6. That in every kid social situation, there is one mom you will actually want to hang out with. Find her. Commiserate with her about the crappy pizza. Get her number. Text her with sidebars about the person you both hate on the neighborhood listserv.

7. That everyone is using a screen as a babysitter in some way, shape or form. It’s fine (probably).  

8. That no matter how many years it’s been since you had an infant, when you see one, you will feel a sudden urge to bounce up and down in a standing position, while whispering “shhhhh.”

9. That it will be your instinct to answer your child’s questions in the fastest way possible. (Because it’s the law…Because it’s a thing moms do…I don’t know, let’s ask Alexa!) But that you will never regret it if you take the time to slow down and try to care about the thing they are asking: How does Tylenol work? What would happen if the sun and moon crashed into each other? Why are you curling your eyelashes? Answer it slowly and like you’re thinking about it for the first time too, and you just might learn something.

10. That every time your kid gets new shoes, the new shoes will look comically enormous. And then one week later, the new shoes will look normal and the old shoes will look comically small. 

11. That having a child improves your singing voice 112 percent and that, somehow, when it’s time for bed and you’re belting out “Somewhere Over the Rainbow,” you will sound like honest-to-goodness Judy Garland.

12. That yelling never helps. It just makes both you and your child feel like shit.
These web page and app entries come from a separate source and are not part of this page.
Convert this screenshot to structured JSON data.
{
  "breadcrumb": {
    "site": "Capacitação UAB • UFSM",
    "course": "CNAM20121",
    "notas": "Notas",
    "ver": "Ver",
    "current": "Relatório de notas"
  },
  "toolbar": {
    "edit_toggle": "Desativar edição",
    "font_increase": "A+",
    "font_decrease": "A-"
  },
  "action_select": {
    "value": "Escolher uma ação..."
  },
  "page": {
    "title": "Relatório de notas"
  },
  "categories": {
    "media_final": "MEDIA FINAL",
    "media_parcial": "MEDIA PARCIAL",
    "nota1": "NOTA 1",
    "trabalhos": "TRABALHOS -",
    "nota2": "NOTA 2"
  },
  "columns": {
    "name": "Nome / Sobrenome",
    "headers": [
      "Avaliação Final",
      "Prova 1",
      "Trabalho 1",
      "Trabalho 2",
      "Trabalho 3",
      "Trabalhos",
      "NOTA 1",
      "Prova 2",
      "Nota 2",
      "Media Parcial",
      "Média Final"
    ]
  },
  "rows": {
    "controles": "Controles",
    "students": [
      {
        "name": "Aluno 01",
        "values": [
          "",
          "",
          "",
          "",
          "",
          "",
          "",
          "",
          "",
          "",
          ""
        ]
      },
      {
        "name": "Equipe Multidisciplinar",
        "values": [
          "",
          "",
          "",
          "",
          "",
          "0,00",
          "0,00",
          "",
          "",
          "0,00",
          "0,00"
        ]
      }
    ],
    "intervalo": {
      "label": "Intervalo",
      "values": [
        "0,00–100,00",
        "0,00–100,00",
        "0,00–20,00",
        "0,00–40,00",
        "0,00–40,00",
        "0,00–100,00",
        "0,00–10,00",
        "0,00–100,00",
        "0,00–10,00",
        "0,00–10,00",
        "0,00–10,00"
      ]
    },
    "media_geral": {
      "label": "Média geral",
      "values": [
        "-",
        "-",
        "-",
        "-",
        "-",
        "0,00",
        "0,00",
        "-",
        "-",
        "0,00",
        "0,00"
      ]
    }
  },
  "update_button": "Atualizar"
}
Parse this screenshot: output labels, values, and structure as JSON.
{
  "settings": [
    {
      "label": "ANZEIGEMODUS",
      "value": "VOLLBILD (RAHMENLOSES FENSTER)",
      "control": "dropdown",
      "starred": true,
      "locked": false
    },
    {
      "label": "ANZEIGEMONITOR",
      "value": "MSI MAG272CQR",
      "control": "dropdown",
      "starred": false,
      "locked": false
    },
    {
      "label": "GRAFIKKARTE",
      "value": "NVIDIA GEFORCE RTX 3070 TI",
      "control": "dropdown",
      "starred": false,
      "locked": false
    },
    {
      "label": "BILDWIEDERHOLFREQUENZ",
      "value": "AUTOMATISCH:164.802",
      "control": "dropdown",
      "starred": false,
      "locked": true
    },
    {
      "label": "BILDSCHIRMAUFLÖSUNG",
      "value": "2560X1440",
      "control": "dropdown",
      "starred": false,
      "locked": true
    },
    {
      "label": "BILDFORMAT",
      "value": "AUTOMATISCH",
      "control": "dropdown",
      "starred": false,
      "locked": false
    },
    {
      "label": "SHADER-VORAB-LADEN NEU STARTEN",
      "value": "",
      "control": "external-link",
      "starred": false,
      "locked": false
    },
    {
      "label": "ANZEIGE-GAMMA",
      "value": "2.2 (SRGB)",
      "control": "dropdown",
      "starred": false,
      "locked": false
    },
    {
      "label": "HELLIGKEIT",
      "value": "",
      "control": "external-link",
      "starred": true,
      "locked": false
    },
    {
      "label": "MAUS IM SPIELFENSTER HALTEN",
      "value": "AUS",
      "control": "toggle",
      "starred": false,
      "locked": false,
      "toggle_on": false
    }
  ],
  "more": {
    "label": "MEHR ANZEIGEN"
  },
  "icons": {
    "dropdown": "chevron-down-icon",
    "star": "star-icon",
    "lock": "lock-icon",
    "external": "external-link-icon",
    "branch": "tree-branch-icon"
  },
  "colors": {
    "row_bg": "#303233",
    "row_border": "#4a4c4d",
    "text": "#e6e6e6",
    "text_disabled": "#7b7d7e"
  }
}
This doesn’t mean you won’t do it…but you will try not to do it, and one time out of every four you will stop yourself before it happens.

13. That at first you will be bored by dump trucks, marine animals and the Cincinnati Bengals, but eventually you will find yourself caring, and doing things like pointing out backhoes and asking after Joe Burrow’s torn ligament.

14. That every year, the amount of papers they proudly bring home to show you will double, and that there’s no two ways about it: You have to throw 99 percent them away after bedtime…and then blame your spouse when your child finds his self-portrait in the recycling bin the next morning and brings it to you like evidence in a murder trial.

15. Similarly, that every drawer in your house will eventually be filled with crayons, medicine cups and those stupid gummy grabby hands they give out in goodie bags. You can purge them every few months, but try to leave one or two hanging around, so you can find them when the kids are older like a little time capsule in your bedside table.

16. That the school picture photo package is expensive as hell. Buy it anyway. Add a magnet.

17. That it’s OK to think your kid is a genius. (She is!) Just don’t tell anybody about it.

18. That unless you are an actual sociopath, most parenting “shoulds” come naturally: Narrating your world. Soothing an infant. Showing your love is unconditional. Read less, unfollow those gentle parenting accounts and trust yourself more.

19. That life is a Modest Mouse song, and the years go fast and the days go so slow.

20. That even when they can read without your help, shower without your presence, make plans with their friends without your 14-text-message-coordination—they still need you. Yours is the home they come back to, the approval they seek, the scrambled eggs that are a notch above everyone else’s. Let them go with grace, and hug them tighter with abandon.

jillian quint

Editor-in-Chief, Avid Reader, Wallpaper Enthusiast

Jillian Quint is the Editor-in-Chief of PureWow, where she oversees the editorial staff and all the fabulous content you read every day. Jillian began her career as a book editor...